Dataset rows describing interfaces
.....
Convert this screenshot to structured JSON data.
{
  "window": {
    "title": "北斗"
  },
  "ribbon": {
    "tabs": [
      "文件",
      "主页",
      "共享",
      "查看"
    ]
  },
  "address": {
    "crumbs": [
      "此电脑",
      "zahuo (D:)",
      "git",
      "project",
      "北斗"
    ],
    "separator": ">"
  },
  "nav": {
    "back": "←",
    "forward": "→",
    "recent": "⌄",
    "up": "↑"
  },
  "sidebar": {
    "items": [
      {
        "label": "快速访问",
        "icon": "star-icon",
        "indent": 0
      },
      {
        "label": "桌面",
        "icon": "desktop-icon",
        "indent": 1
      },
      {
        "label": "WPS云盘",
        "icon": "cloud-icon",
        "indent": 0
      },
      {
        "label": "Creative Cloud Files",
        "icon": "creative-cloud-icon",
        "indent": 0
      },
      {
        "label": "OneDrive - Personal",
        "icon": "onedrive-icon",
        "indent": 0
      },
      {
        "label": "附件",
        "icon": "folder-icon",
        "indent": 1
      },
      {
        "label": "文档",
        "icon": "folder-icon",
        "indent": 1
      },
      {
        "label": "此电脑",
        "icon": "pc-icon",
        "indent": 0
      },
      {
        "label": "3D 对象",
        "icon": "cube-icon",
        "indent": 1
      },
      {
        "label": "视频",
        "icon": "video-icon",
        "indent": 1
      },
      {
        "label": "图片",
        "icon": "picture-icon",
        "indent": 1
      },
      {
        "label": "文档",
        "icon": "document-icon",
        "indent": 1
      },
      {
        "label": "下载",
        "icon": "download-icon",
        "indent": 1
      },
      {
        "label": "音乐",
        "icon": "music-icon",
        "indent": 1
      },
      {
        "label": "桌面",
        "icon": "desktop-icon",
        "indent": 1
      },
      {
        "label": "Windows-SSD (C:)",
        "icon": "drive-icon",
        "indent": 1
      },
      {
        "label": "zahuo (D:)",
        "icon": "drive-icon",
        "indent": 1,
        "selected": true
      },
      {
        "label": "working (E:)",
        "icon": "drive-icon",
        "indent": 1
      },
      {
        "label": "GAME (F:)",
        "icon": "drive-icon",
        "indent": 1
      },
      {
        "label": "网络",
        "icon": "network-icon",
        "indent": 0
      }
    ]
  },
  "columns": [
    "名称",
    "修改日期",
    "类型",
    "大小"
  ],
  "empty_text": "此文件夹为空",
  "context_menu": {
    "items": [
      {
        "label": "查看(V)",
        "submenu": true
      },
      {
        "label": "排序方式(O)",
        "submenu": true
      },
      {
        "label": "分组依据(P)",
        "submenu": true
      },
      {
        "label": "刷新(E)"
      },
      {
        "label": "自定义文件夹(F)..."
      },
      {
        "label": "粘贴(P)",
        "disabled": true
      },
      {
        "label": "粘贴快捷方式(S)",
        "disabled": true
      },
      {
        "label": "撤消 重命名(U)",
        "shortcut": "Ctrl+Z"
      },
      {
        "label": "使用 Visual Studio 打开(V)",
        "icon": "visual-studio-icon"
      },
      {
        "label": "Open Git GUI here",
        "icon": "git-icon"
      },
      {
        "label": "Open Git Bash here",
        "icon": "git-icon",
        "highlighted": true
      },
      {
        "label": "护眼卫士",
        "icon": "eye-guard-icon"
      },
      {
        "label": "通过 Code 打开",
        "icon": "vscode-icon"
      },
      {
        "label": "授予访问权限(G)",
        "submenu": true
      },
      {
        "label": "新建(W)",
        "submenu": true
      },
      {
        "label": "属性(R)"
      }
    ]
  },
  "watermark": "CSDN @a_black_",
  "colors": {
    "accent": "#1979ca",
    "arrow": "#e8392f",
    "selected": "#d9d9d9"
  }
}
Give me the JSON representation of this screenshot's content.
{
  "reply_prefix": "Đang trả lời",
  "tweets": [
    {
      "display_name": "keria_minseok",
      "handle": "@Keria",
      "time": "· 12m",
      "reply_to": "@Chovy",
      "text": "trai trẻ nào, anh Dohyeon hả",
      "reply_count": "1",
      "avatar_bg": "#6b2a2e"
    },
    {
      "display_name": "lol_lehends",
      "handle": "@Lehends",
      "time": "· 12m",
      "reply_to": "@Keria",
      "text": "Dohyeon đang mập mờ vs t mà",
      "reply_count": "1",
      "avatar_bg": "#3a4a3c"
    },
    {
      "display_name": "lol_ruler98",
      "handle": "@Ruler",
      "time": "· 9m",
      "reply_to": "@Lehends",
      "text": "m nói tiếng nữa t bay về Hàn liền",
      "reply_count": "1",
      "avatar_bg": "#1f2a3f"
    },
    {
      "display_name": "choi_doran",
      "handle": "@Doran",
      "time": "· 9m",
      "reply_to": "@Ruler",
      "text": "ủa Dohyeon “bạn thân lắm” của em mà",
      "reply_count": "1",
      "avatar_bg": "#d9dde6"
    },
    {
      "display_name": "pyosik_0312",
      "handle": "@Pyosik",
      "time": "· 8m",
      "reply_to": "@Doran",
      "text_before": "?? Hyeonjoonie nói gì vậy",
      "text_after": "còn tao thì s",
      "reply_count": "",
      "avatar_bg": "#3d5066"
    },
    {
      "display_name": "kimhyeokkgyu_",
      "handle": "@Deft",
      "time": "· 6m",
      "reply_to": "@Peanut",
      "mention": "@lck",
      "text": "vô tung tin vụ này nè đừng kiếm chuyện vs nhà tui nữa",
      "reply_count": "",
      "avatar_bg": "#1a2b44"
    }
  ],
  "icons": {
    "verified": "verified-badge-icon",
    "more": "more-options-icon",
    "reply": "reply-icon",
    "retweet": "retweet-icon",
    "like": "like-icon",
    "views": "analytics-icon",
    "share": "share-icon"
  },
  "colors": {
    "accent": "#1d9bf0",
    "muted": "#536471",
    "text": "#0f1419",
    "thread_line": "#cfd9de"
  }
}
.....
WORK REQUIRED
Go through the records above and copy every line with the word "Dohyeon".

FINISHED EXERCISE
      "text": "trai trẻ nào, anh Dohyeon hả",
      "text": "Dohyeon đang mập mờ vs t mà",
      "text": "ủa Dohyeon “bạn thân lắm” của em mà",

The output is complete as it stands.